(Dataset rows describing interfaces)
*****

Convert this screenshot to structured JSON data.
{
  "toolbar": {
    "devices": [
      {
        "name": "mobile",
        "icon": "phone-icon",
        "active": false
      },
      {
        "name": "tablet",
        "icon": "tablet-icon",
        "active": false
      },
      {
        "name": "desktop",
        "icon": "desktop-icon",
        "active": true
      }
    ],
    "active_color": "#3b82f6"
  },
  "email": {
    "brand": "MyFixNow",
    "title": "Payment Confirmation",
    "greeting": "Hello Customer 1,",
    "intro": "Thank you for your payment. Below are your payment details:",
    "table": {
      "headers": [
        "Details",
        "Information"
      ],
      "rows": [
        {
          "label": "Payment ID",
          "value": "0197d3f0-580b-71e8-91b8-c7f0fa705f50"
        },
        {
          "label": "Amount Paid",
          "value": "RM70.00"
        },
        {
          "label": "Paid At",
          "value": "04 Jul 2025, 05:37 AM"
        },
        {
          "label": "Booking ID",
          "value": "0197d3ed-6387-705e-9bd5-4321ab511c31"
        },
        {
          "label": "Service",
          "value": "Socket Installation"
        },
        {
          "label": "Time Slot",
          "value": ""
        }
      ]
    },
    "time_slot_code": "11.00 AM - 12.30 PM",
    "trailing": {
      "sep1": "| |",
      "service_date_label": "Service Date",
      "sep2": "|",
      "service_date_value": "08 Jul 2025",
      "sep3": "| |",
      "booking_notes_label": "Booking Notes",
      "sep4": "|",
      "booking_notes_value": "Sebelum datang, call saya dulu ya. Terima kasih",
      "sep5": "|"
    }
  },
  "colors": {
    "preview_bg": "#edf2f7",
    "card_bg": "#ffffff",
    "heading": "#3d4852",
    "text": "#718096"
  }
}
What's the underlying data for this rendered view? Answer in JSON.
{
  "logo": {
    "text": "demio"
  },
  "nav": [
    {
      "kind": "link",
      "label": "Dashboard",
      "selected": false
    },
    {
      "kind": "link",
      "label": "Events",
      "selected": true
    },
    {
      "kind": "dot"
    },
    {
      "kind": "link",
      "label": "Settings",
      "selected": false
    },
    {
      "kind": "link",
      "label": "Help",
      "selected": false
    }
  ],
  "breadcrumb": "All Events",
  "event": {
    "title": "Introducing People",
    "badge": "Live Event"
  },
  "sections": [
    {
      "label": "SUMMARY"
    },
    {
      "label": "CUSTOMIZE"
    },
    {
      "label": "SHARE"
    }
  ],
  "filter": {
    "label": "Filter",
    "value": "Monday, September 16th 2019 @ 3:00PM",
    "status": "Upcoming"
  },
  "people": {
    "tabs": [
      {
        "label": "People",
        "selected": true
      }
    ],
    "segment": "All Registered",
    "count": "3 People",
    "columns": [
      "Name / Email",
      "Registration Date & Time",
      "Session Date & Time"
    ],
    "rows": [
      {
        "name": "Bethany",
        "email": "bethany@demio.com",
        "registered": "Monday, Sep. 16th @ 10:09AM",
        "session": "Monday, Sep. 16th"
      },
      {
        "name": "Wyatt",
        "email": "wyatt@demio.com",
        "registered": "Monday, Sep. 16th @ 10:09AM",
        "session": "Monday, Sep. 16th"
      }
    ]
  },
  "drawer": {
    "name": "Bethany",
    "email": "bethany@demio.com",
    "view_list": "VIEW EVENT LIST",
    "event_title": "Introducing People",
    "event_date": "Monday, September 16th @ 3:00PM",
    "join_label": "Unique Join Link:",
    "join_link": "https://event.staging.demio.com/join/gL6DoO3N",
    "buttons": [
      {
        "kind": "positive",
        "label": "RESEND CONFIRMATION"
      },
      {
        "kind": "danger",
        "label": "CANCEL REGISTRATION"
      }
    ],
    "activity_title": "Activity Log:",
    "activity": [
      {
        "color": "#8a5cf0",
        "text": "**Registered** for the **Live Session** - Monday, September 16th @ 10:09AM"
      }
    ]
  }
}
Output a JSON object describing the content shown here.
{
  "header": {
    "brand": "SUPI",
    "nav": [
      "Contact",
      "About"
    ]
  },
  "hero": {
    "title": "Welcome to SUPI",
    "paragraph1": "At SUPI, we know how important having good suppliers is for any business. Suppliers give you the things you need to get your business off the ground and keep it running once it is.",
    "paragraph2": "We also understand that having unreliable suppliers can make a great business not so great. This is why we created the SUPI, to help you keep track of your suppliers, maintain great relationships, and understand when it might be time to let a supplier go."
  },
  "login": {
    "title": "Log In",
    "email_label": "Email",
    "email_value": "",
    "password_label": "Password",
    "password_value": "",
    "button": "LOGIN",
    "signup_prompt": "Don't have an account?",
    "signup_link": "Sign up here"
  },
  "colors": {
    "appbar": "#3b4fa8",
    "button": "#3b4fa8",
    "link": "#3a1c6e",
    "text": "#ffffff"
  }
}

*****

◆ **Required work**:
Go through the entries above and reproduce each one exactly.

◆ **Completed task**:
Convert this screenshot to structured JSON data.
{
  "toolbar": {
    "devices": [
      {
        "name": "mobile",
        "icon": "phone-icon",
        "active": false
      },
      {
        "name": "tablet",
        "icon": "tablet-icon",
        "active": false
      },
      {
        "name": "desktop",
        "icon": "desktop-icon",
        "active": true
      }
    ],
    "active_color": "#3b82f6"
  },
  "email": {
    "brand": "MyFixNow",
    "title": "Payment Confirmation",
    "greeting": "Hello Customer 1,",
    "intro": "Thank you for your payment. Below are your payment details:",
    "table": {
      "headers": [
        "Details",
        "Information"
      ],
      "rows": [
        {
          "label": "Payment ID",
          "value": "0197d3f0-580b-71e8-91b8-c7f0fa705f50"
        },
        {
          "label": "Amount Paid",
          "value": "RM70.00"
        },
        {
          "label": "Paid At",
          "value": "04 Jul 2025, 05:37 AM"
        },
        {
          "label": "Booking ID",
          "value": "0197d3ed-6387-705e-9bd5-4321ab511c31"
        },
        {
          "label": "Service",
          "value": "Socket Installation"
        },
        {
          "label": "Time Slot",
          "value": ""
        }
      ]
    },
    "time_slot_code": "11.00 AM - 12.30 PM",
    "trailing": {
      "sep1": "| |",
      "service_date_label": "Service Date",
      "sep2": "|",
      "service_date_value": "08 Jul 2025",
      "sep3": "| |",
      "booking_notes_label": "Booking Notes",
      "sep4": "|",
      "booking_notes_value": "Sebelum datang, call saya dulu ya. Terima kasih",
      "sep5": "|"
    }
  },
  "colors": {
    "preview_bg": "#edf2f7",
    "card_bg": "#ffffff",
    "heading": "#3d4852",
    "text": "#718096"
  }
}
What's the underlying data for this rendered view? Answer in JSON.
{
  "logo": {
    "text": "demio"
  },
  "nav": [
    {
      "kind": "link",
      "label": "Dashboard",
      "selected": false
    },
    {
      "kind": "link",
      "label": "Events",
      "selected": true
    },
    {
      "kind": "dot"
    },
    {
      "kind": "link",
      "label": "Settings",
      "selected": false
    },
    {
      "kind": "link",
      "label": "Help",
      "selected": false
    }
  ],
  "breadcrumb": "All Events",
  "event": {
    "title": "Introducing People",
    "badge": "Live Event"
  },
  "sections": [
    {
      "label": "SUMMARY"
    },
    {
      "label": "CUSTOMIZE"
    },
    {
      "label": "SHARE"
    }
  ],
  "filter": {
    "label": "Filter",
    "value": "Monday, September 16th 2019 @ 3:00PM",
    "status": "Upcoming"
  },
  "people": {
    "tabs": [
      {
        "label": "People",
        "selected": true
      }
    ],
    "segment": "All Registered",
    "count": "3 People",
    "columns": [
      "Name / Email",
      "Registration Date & Time",
      "Session Date & Time"
    ],
    "rows": [
      {
        "name": "Bethany",
        "email": "bethany@demio.com",
        "registered": "Monday, Sep. 16th @ 10:09AM",
        "session": "Monday, Sep. 16th"
      },
      {
        "name": "Wyatt",
        "email": "wyatt@demio.com",
        "registered": "Monday, Sep. 16th @ 10:09AM",
        "session": "Monday, Sep. 16th"
      }
    ]
  },
  "drawer": {
    "name": "Bethany",
    "email": "bethany@demio.com",
    "view_list": "VIEW EVENT LIST",
    "event_title": "Introducing People",
    "event_date": "Monday, September 16th @ 3:00PM",
    "join_label": "Unique Join Link:",
    "join_link": "https://event.staging.demio.com/join/gL6DoO3N",
    "buttons": [
      {
        "kind": "positive",
        "label": "RESEND CONFIRMATION"
      },
      {
        "kind": "danger",
        "label": "CANCEL REGISTRATION"
      }
    ],
    "activity_title": "Activity Log:",
    "activity": [
      {
        "color": "#8a5cf0",
        "text": "**Registered** for the **Live Session** - Monday, September 16th @ 10:09AM"
      }
    ]
  }
}
Output a JSON object describing the content shown here.
{
  "header": {
    "brand": "SUPI",
    "nav": [
      "Contact",
      "About"
    ]
  },
  "hero": {
    "title": "Welcome to SUPI",
    "paragraph1": "At SUPI, we know how important having good suppliers is for any business. Suppliers give you the things you need to get your business off the ground and keep it running once it is.",
    "paragraph2": "We also understand that having unreliable suppliers can make a great business not so great. This is why we created the SUPI, to help you keep track of your suppliers, maintain great relationships, and understand when it might be time to let a supplier go."
  },
  "login": {
    "title": "Log In",
    "email_label": "Email",
    "email_value": "",
    "password_label": "Password",
    "password_value": "",
    "button": "LOGIN",
    "signup_prompt": "Don't have an account?",
    "signup_link": "Sign up here"
  },
  "colors": {
    "appbar": "#3b4fa8",
    "button": "#3b4fa8",
    "link": "#3a1c6e",
    "text": "#ffffff"
  }
}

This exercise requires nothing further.